Younger artists were always welcome in his studio. Artist Wyn Geleynse (b. 1947) remembers being there as a high school art student: “Greg showed me that being an artist was a viable thing to do.”11 He further observed, “He [Curnoe] took the things we take for granted, external things, and gave them legitimacy. You can make work with global relevance by using the everyday. It is how you bring them together that matters.”12 Royden Rabinowitch (b. 1943), who had exhibited with Curnoe in the 1968 Heart of London exhibition, stressed the importance of the encouragement he had received from Curnoe: “I’ve always thought & still do that the one really immotional [sic] career influence that has affected me & still continues to affect me is my relationship with you. I was always & am continually strengthened by your acceptance of my lovely Barrel staves things & I always think with real feeling of your studio with the photo of my unfinished apple turnover stuck up on your door.”13
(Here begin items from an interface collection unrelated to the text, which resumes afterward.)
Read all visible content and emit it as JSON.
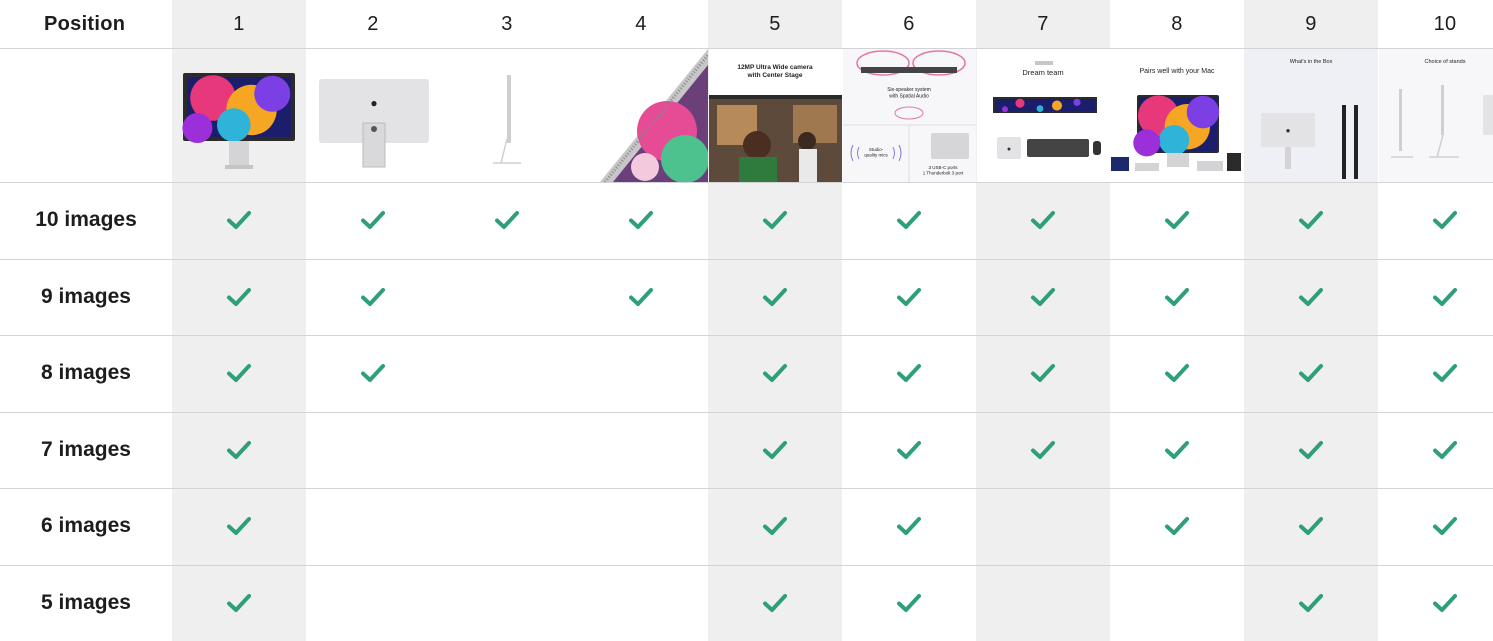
{
  "table": {
    "corner_label": "Position",
    "columns": [
      {
        "label": "1",
        "thumb": "studio-display-front"
      },
      {
        "label": "2",
        "thumb": "studio-display-back"
      },
      {
        "label": "3",
        "thumb": "studio-display-side"
      },
      {
        "label": "4",
        "thumb": "studio-display-edge-closeup"
      },
      {
        "label": "5",
        "thumb": "camera-feature",
        "caption": "12MP Ultra Wide camera\nwith Center Stage"
      },
      {
        "label": "6",
        "thumb": "audio-ports-feature",
        "caption": "Six-speaker system\nwith Spatial Audio",
        "caption2": "Studio-\nquality mics",
        "caption3": "3 USB-C ports\n1 Thunderbolt 3 port"
      },
      {
        "label": "7",
        "thumb": "dream-team",
        "caption": "Dream team"
      },
      {
        "label": "8",
        "thumb": "pairs-with-mac",
        "caption": "Pairs well with your Mac"
      },
      {
        "label": "9",
        "thumb": "whats-in-the-box",
        "caption": "What's in the Box"
      },
      {
        "label": "10",
        "thumb": "choice-of-stands",
        "caption": "Choice of stands"
      }
    ],
    "rows": [
      {
        "label": "10 images",
        "checks": [
          true,
          true,
          true,
          true,
          true,
          true,
          true,
          true,
          true,
          true
        ]
      },
      {
        "label": "9 images",
        "checks": [
          true,
          true,
          false,
          true,
          true,
          true,
          true,
          true,
          true,
          true
        ]
      },
      {
        "label": "8 images",
        "checks": [
          true,
          true,
          false,
          false,
          true,
          true,
          true,
          true,
          true,
          true
        ]
      },
      {
        "label": "7 images",
        "checks": [
          true,
          false,
          false,
          false,
          true,
          true,
          true,
          true,
          true,
          true
        ]
      },
      {
        "label": "6 images",
        "checks": [
          true,
          false,
          false,
          false,
          true,
          true,
          false,
          true,
          true,
          true
        ]
      },
      {
        "label": "5 images",
        "checks": [
          true,
          false,
          false,
          false,
          true,
          true,
          false,
          false,
          true,
          true
        ]
      }
    ],
    "shaded_columns": [
      1,
      5,
      7,
      9
    ],
    "check_color": "#2f9f7b",
    "shade_color": "#efefef",
    "rule_color": "#d2d2d7",
    "check_icon": "checkmark-icon"
  }
}
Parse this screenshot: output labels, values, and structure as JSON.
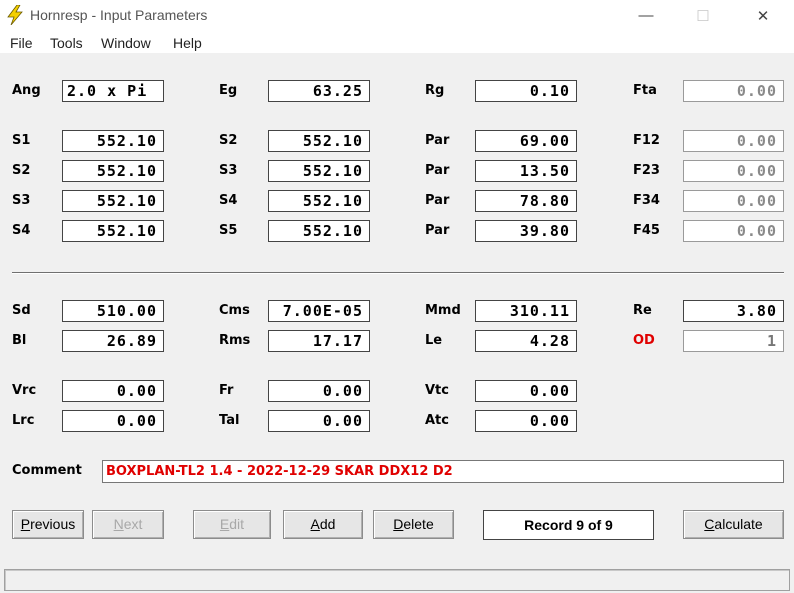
{
  "window": {
    "title": "Hornresp - Input Parameters",
    "minimize_glyph": "—",
    "maximize_glyph": "☐",
    "close_glyph": "✕",
    "icon": "lightning-bolt-icon",
    "icon_color": "#f5d000"
  },
  "menu": {
    "items": [
      "File",
      "Tools",
      "Window",
      "Help"
    ]
  },
  "row_ang": {
    "ang": {
      "label": "Ang",
      "value": "2.0 x Pi"
    },
    "eg": {
      "label": "Eg",
      "value": "63.25"
    },
    "rg": {
      "label": "Rg",
      "value": "0.10"
    },
    "fta": {
      "label": "Fta",
      "value": "0.00"
    }
  },
  "horn": [
    {
      "s_label": "S1",
      "s_value": "552.10",
      "s2_label": "S2",
      "s2_value": "552.10",
      "par_label": "Par",
      "par_value": "69.00",
      "f_label": "F12",
      "f_value": "0.00"
    },
    {
      "s_label": "S2",
      "s_value": "552.10",
      "s2_label": "S3",
      "s2_value": "552.10",
      "par_label": "Par",
      "par_value": "13.50",
      "f_label": "F23",
      "f_value": "0.00"
    },
    {
      "s_label": "S3",
      "s_value": "552.10",
      "s2_label": "S4",
      "s2_value": "552.10",
      "par_label": "Par",
      "par_value": "78.80",
      "f_label": "F34",
      "f_value": "0.00"
    },
    {
      "s_label": "S4",
      "s_value": "552.10",
      "s2_label": "S5",
      "s2_value": "552.10",
      "par_label": "Par",
      "par_value": "39.80",
      "f_label": "F45",
      "f_value": "0.00"
    }
  ],
  "driver": {
    "sd": {
      "label": "Sd",
      "value": "510.00"
    },
    "cms": {
      "label": "Cms",
      "value": "7.00E-05"
    },
    "mmd": {
      "label": "Mmd",
      "value": "310.11"
    },
    "re": {
      "label": "Re",
      "value": "3.80"
    },
    "bl": {
      "label": "Bl",
      "value": "26.89"
    },
    "rms": {
      "label": "Rms",
      "value": "17.17"
    },
    "le": {
      "label": "Le",
      "value": "4.28"
    },
    "od": {
      "label": "OD",
      "value": "1",
      "label_color": "#e00000"
    }
  },
  "chambers": {
    "vrc": {
      "label": "Vrc",
      "value": "0.00"
    },
    "fr": {
      "label": "Fr",
      "value": "0.00"
    },
    "vtc": {
      "label": "Vtc",
      "value": "0.00"
    },
    "lrc": {
      "label": "Lrc",
      "value": "0.00"
    },
    "tal": {
      "label": "Tal",
      "value": "0.00"
    },
    "atc": {
      "label": "Atc",
      "value": "0.00"
    }
  },
  "comment": {
    "label": "Comment",
    "value": "BOXPLAN-TL2 1.4 - 2022-12-29 SKAR DDX12 D2",
    "text_color": "#e00000"
  },
  "buttons": {
    "previous": {
      "label_ul": "P",
      "label_rest": "revious",
      "enabled": true
    },
    "next": {
      "label_ul": "N",
      "label_rest": "ext",
      "enabled": false
    },
    "edit": {
      "label_ul": "E",
      "label_rest": "dit",
      "enabled": false
    },
    "add": {
      "label_ul": "A",
      "label_rest": "dd",
      "enabled": true
    },
    "delete": {
      "label_ul": "D",
      "label_rest": "elete",
      "enabled": true
    },
    "calculate": {
      "label_ul": "C",
      "label_rest": "alculate",
      "enabled": true
    }
  },
  "record": {
    "text": "Record 9 of 9"
  },
  "statusbar": {
    "text": ""
  }
}
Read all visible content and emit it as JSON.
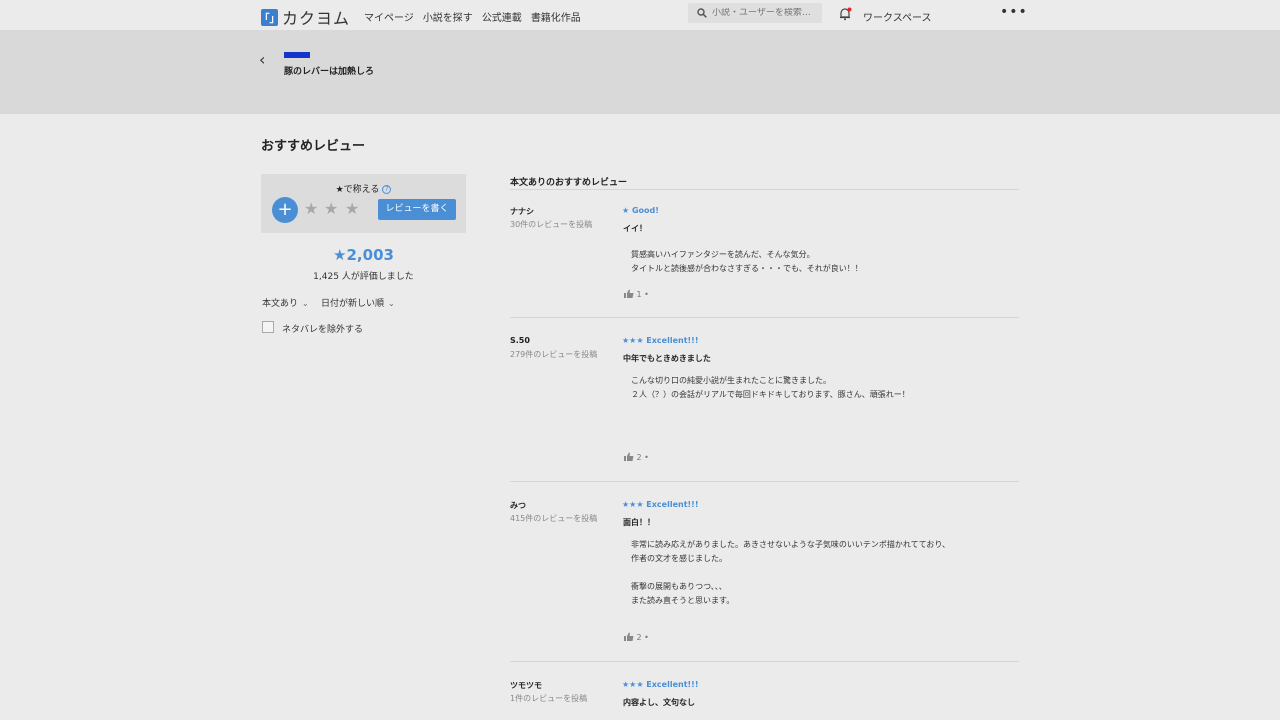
{
  "header": {
    "logo_text": "カクヨム",
    "nav": [
      "マイページ",
      "小説を探す",
      "公式連載",
      "書籍化作品"
    ],
    "search_placeholder": "小説・ユーザーを検索…",
    "workspace_label": "ワークスペース",
    "more_label": "•••"
  },
  "work": {
    "title": "豚のレバーは加熱しろ"
  },
  "page_title": "おすすめレビュー",
  "rating_panel": {
    "label": "★で称える",
    "write_button": "レビューを書く",
    "total_stars": "★2,003",
    "raters": "1,425 人が評価しました",
    "filter_body": "本文あり",
    "filter_sort": "日付が新しい順",
    "spoiler_label": "ネタバレを除外する"
  },
  "review_list": {
    "heading": "本文ありのおすすめレビュー",
    "reviews": [
      {
        "name": "ナナシ",
        "count": "30件のレビューを投稿",
        "rating": "★ Good!",
        "headline": "イイ！",
        "body": "質感高いハイファンタジーを読んだ、そんな気分。\nタイトルと読後感が合わなさすぎる・・・でも、それが良い！！",
        "likes": "1"
      },
      {
        "name": "S.50",
        "count": "279件のレビューを投稿",
        "rating": "★★★ Excellent!!!",
        "headline": "中年でもときめきました",
        "body": "こんな切り口の純愛小説が生まれたことに驚きました。\n２人（？）の会話がリアルで毎回ドキドキしております、豚さん、頑張れー！",
        "likes": "2"
      },
      {
        "name": "みつ",
        "count": "415件のレビューを投稿",
        "rating": "★★★ Excellent!!!",
        "headline": "面白！！",
        "body": "非常に読み応えがありました。あきさせないような子気味のいいテンポ描かれてており、\n作者の文才を感じました。\n\n衝撃の展開もありつつ、、、\nまた読み直そうと思います。",
        "likes": "2"
      },
      {
        "name": "ツモツモ",
        "count": "1件のレビューを投稿",
        "rating": "★★★ Excellent!!!",
        "headline": "内容よし、文句なし",
        "body": "",
        "likes": ""
      }
    ]
  }
}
We will never know the full extent of the influence Curnoe’s talks and teachings had on artists and students across Canada. Artists Jamelie Hassan (b. 1948) and Robert Fones (b. 1949) first encountered him in art classes at H.B. Beal Technical and Commercial High School and eventually became close friends. Hassan wrote: “Our experiences would also entail long hours of debate and argument against ‘everything.’ Connecting people to each other and to ideas and to contemporary culture in Canada was central to maintaining a friendship with Greg Curnoe.”14 Among the many other artists who came within his orbit were Ron Benner (b. 1949), Andy Patton (b. 1952), Janice Gurney (b. 1949), and Greg Hill (b. 1967), who remembered: “From his example I took comfort in the notion of pride of place and self. His nationalism was surprising to me at the time, but also a little intoxicating.”15
More recently, artist Paul Butler (b. 1973) presented The Greg Curnoe Bicycle Project at the Art Gallery of Ontario in Toronto. Butler’s artistic practice combines art making with community building. Like Curnoe, he has an interest in collage, making lists, and building bikes. On July 23, 2011, Butler rode a replica of Curnoe’s first and favourite Mariposa bicycle through London with Curnoe’s friends and family, visiting important sites in Curnoe’s London. The replica was exhibited at the Art Gallery of Ontario along with items from the Greg Curnoe archives and Butler’s own “Curnoe-style” colour wheel, inscribed with the names of people who had helped with his research.16
Museum London’s 2013 exhibition L.O. Today featured artists Marc Bell (b. 1971), James Kirkpatrick (b. 1977), Amy Lockhart (b. 1979), Jason McLean (b. 1971), Jamie Q (b. 1980), Peter Thompson (b. 1970), and Billy Bert Young (b. 1983). Their works included text, cartoon-style drawings, found objects, constructions, artists’ books, maps, and ’zines—all showing a debt to Curnoe. However, their collaborative approach, their choices of subject matter and colour, and their use of hand-drawn rather than stamped letters set them apart. For them, Curnoe’s regionalism is a foundation for creating their own idiosyncratic art.
Greg Curnoe’s untimely, ironic death created a hole in the cultural fabric of London and, arguably, Canada that is still not mended. Curnoe, his ideas, his works, and his career have become the “stuff” of myth and legend.